-- TASK INPUT --
※ ※ ※
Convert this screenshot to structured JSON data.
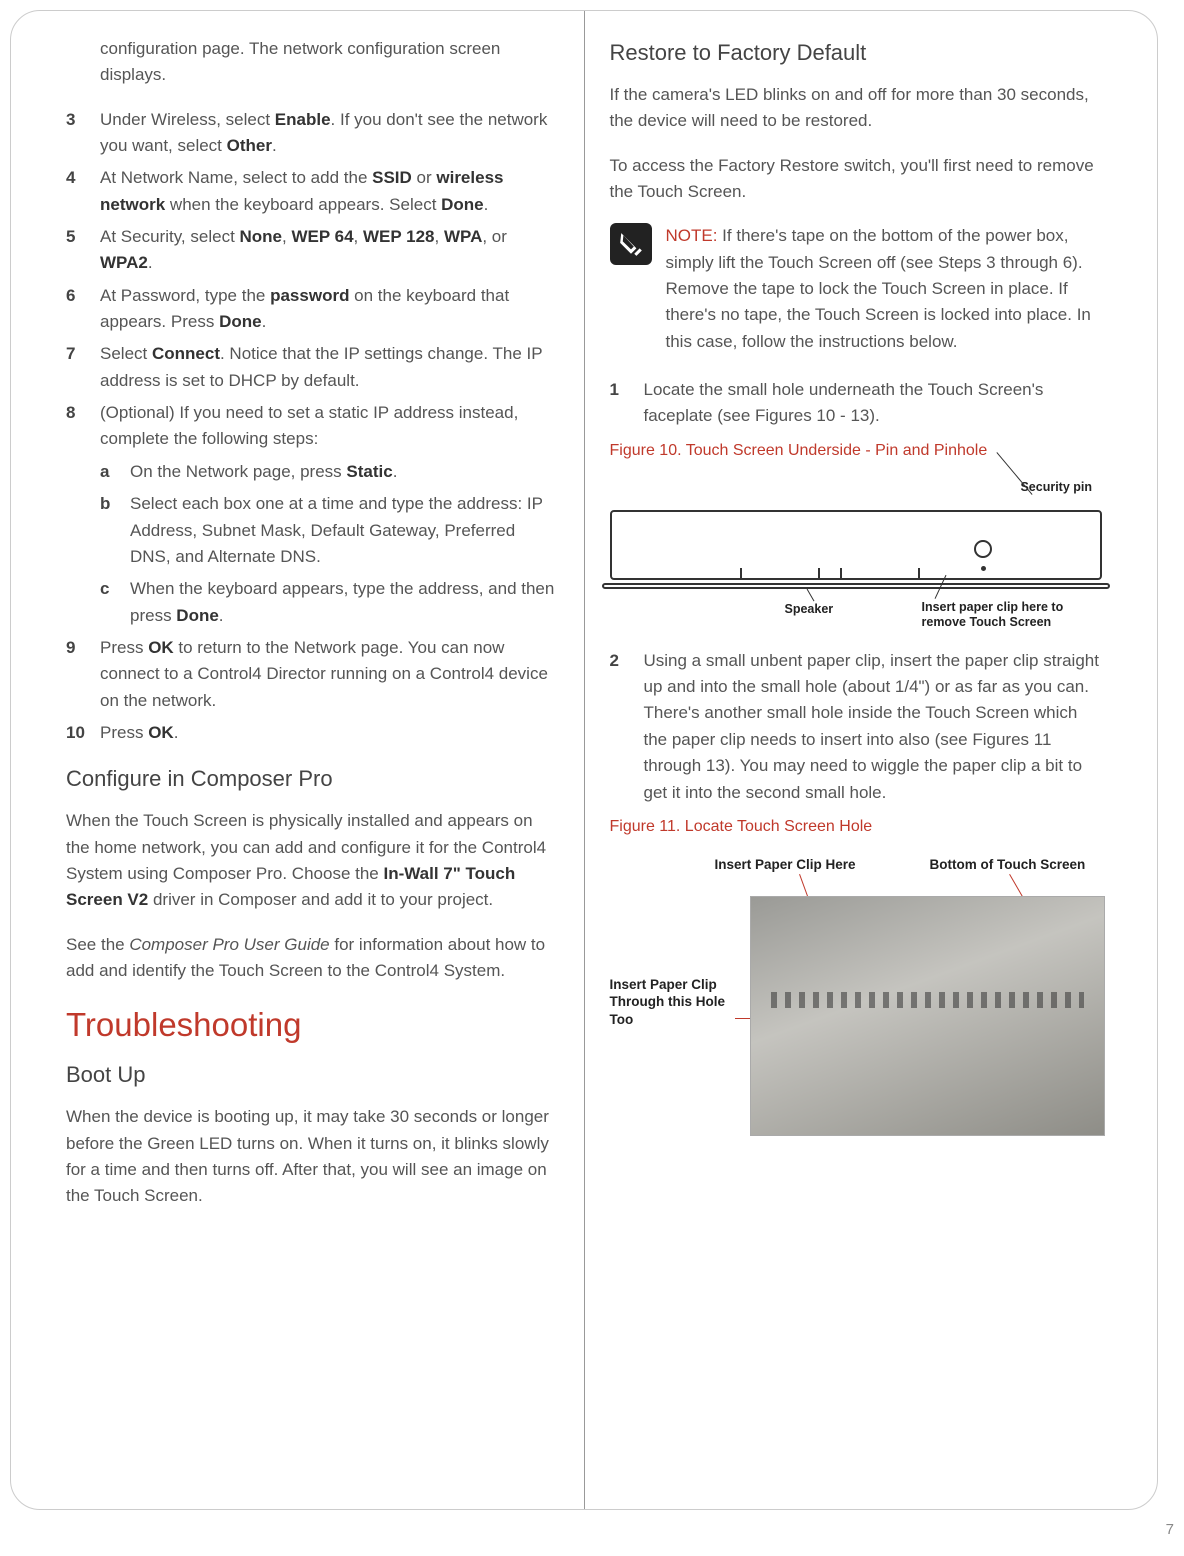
{
  "page_number": "7",
  "left": {
    "intro": "configuration page. The network configuration screen displays.",
    "steps": {
      "n3": "3",
      "t3a": "Under Wireless, select ",
      "t3b": "Enable",
      "t3c": ". If you don't see the network you want, select ",
      "t3d": "Other",
      "t3e": ".",
      "n4": "4",
      "t4a": "At Network Name, select to add the ",
      "t4b": "SSID",
      "t4c": " or ",
      "t4d": "wireless network",
      "t4e": " when the keyboard appears. Select ",
      "t4f": "Done",
      "t4g": ".",
      "n5": "5",
      "t5a": "At Security, select ",
      "t5b": "None",
      "t5c": ", ",
      "t5d": "WEP 64",
      "t5e": ", ",
      "t5f": "WEP 128",
      "t5g": ", ",
      "t5h": "WPA",
      "t5i": ", or ",
      "t5j": "WPA2",
      "t5k": ".",
      "n6": "6",
      "t6a": "At Password, type the ",
      "t6b": "password",
      "t6c": " on the keyboard that appears. Press ",
      "t6d": "Done",
      "t6e": ".",
      "n7": "7",
      "t7a": "Select ",
      "t7b": "Connect",
      "t7c": ". Notice that the IP settings change. The IP address is set to DHCP by default.",
      "n8": "8",
      "t8": "(Optional) If you need to set a static IP address instead, complete the following steps:",
      "sa": "a",
      "ta1": "On the Network page, press ",
      "ta2": "Static",
      "ta3": ".",
      "sb": "b",
      "tb": "Select each box one at a time and type the address: IP Address, Subnet Mask, Default Gateway, Preferred DNS, and Alternate DNS.",
      "sc": "c",
      "tc1": "When the keyboard appears, type the address, and then press ",
      "tc2": "Done",
      "tc3": ".",
      "n9": "9",
      "t9a": "Press ",
      "t9b": "OK",
      "t9c": " to return to the Network page. You can now connect to a Control4 Director running on a Control4 device on the network.",
      "n10": "10",
      "t10a": "Press ",
      "t10b": "OK",
      "t10c": "."
    },
    "h_compose": "Configure in Composer Pro",
    "p_compose1a": "When the Touch Screen is physically installed and appears on the home network, you can add and configure it for the Control4 System using Composer Pro.  Choose the ",
    "p_compose1b": "In-Wall 7\" Touch Screen V2",
    "p_compose1c": " driver in Composer and add it to your project.",
    "p_compose2a": "See the ",
    "p_compose2b": "Composer Pro User Guide",
    "p_compose2c": " for information about how to add and identify the Touch Screen to the Control4 System.",
    "h_trouble": "Troubleshooting",
    "h_boot": "Boot Up",
    "p_boot": "When the device is booting up, it may take 30 seconds or longer before the Green LED turns on. When it turns on, it blinks slowly for a time and then turns off. After that, you will see an image on the Touch Screen."
  },
  "right": {
    "h_restore": "Restore to Factory Default",
    "p_r1": "If the camera's LED blinks on and off for more than 30 seconds, the device will need to be restored.",
    "p_r2": "To access the Factory Restore switch, you'll first need to remove the Touch Screen.",
    "note_prefix": "NOTE:",
    "note_body": " If there's tape on the bottom of the power box, simply lift the Touch Screen off (see Steps 3 through 6). Remove the tape to lock the Touch Screen in place. If there's no tape, the Touch Screen is locked into place. In this case, follow the instructions below.",
    "n1": "1",
    "t1": "Locate the small hole underneath the Touch Screen's faceplate (see Figures 10 - 13).",
    "fig10_cap": "Figure 10. Touch Screen Underside - Pin and Pinhole",
    "fig10_sec": "Security pin",
    "fig10_spk": "Speaker",
    "fig10_ins": "Insert paper clip here to remove Touch Screen",
    "n2": "2",
    "t2": "Using a small unbent paper clip, insert the paper clip straight up and into the small hole (about 1/4\") or as far as you can. There's another small hole inside the Touch Screen which the paper clip needs to insert into also (see Figures 11 through 13). You may need to wiggle the paper clip a bit to get it into the second small hole.",
    "fig11_cap": "Figure 11. Locate Touch Screen Hole",
    "fig11_top1": "Insert Paper Clip Here",
    "fig11_top2": "Bottom of Touch Screen",
    "fig11_left": "Insert Paper Clip Through this Hole Too"
  }
}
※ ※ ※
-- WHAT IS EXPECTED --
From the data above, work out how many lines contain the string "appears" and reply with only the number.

-- RESULT --
4